Which of the lines below hold "JSON"? Please return each one.

________________________________________

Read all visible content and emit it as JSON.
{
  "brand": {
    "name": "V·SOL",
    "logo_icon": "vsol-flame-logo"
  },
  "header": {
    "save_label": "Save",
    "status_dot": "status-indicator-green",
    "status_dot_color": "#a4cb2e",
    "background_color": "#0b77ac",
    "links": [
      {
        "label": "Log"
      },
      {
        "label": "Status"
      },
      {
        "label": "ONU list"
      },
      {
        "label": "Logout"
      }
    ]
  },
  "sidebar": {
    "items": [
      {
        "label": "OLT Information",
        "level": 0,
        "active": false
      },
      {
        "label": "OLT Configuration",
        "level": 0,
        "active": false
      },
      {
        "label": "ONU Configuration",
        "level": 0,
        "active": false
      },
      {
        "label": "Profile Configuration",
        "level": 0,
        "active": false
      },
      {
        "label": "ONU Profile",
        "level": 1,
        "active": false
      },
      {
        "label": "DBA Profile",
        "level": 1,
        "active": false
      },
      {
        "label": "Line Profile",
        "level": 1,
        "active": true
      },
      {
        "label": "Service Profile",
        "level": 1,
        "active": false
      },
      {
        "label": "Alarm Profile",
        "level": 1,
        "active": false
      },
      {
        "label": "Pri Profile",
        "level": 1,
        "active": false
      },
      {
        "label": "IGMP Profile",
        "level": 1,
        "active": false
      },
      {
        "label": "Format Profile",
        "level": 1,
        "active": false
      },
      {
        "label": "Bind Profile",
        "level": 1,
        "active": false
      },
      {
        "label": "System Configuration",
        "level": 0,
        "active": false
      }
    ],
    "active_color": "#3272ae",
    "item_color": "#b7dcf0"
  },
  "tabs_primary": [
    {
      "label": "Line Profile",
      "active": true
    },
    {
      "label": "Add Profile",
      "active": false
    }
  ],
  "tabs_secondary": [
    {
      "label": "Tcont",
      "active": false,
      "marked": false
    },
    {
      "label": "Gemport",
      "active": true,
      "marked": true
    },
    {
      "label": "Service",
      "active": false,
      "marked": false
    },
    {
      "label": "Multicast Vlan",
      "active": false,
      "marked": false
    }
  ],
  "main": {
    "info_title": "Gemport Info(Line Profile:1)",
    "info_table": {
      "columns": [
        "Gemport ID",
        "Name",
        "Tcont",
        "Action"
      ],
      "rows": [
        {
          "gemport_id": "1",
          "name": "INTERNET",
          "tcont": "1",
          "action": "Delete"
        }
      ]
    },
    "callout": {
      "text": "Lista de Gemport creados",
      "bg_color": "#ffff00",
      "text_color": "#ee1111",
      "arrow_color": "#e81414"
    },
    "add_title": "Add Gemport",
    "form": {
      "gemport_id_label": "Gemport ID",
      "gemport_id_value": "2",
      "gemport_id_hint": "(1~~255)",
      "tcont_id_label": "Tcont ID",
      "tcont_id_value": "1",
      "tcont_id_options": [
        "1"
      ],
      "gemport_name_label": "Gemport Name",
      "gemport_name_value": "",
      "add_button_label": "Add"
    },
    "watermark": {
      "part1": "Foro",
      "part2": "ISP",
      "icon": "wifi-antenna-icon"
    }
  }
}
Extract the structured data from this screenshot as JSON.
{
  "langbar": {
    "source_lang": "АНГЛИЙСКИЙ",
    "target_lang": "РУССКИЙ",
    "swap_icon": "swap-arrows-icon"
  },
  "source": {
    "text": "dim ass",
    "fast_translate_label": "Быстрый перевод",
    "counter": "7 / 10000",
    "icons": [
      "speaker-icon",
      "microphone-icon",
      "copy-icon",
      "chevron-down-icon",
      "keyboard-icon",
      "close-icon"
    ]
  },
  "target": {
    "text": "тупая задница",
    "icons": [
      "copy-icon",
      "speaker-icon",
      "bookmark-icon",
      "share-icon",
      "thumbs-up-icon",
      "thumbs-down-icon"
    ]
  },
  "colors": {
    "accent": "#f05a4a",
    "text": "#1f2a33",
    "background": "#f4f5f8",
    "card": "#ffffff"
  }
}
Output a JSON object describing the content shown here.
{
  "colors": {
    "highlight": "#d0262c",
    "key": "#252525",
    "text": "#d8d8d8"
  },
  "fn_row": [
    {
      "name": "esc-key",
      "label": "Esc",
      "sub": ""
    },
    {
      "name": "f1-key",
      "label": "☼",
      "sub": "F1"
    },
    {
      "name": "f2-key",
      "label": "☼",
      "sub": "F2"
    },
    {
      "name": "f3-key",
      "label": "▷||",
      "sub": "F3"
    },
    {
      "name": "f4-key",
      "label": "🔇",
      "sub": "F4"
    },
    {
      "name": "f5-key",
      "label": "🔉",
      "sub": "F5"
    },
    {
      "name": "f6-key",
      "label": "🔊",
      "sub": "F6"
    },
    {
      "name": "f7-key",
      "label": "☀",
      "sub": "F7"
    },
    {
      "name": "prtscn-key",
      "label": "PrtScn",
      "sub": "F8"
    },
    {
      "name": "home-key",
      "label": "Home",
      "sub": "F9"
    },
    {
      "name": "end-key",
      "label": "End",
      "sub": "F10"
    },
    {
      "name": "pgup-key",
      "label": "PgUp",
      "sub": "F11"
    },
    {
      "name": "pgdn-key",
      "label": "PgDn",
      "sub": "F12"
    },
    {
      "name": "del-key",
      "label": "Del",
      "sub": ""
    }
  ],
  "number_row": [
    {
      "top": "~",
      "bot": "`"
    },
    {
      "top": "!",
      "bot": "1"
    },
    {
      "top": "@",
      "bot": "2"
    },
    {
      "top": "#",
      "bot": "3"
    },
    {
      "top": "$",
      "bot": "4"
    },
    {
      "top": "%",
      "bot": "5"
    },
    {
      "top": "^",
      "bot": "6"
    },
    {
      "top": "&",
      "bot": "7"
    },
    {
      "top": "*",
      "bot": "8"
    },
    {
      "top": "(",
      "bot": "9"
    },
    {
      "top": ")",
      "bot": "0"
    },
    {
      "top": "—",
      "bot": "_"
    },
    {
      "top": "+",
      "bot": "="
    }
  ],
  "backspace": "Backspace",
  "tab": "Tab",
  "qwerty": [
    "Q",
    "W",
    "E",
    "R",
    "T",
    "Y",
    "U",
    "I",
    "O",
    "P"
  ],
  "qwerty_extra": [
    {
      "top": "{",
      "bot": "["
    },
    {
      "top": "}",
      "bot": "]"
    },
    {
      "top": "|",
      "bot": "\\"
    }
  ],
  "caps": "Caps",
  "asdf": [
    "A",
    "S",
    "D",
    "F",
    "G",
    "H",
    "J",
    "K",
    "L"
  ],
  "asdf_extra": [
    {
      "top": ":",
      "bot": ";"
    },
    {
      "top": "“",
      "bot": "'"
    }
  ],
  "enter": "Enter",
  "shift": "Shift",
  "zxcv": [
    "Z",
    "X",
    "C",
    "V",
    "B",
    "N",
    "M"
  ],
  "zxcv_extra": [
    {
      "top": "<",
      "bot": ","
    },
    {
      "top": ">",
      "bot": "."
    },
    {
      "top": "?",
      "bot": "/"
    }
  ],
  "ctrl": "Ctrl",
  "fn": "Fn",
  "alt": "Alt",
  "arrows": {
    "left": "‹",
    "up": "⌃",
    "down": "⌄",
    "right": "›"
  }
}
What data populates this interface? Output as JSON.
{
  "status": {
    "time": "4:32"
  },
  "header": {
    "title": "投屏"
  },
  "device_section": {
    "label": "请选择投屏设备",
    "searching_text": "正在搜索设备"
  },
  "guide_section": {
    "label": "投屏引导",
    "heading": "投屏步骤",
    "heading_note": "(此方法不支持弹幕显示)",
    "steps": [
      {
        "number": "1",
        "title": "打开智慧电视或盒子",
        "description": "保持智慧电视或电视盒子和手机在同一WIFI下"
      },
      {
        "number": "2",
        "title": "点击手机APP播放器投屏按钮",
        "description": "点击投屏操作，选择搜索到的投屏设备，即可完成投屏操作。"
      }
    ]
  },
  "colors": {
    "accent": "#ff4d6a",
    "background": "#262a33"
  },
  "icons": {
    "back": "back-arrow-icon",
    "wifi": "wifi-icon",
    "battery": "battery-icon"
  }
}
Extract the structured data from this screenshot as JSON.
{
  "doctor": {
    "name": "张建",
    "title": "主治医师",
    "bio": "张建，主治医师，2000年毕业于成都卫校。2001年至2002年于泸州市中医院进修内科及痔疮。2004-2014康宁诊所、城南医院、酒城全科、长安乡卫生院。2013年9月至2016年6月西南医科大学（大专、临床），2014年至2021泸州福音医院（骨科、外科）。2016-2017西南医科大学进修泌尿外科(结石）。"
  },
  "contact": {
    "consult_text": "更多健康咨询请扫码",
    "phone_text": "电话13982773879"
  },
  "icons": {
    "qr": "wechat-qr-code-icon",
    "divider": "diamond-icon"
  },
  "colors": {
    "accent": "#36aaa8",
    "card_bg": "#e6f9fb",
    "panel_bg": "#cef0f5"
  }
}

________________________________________

Exercise response:
Read all visible content and emit it as JSON.
Extract the structured data from this screenshot as JSON.
Output a JSON object describing the content shown here.
What data populates this interface? Output as JSON.
Extract the structured data from this screenshot as JSON.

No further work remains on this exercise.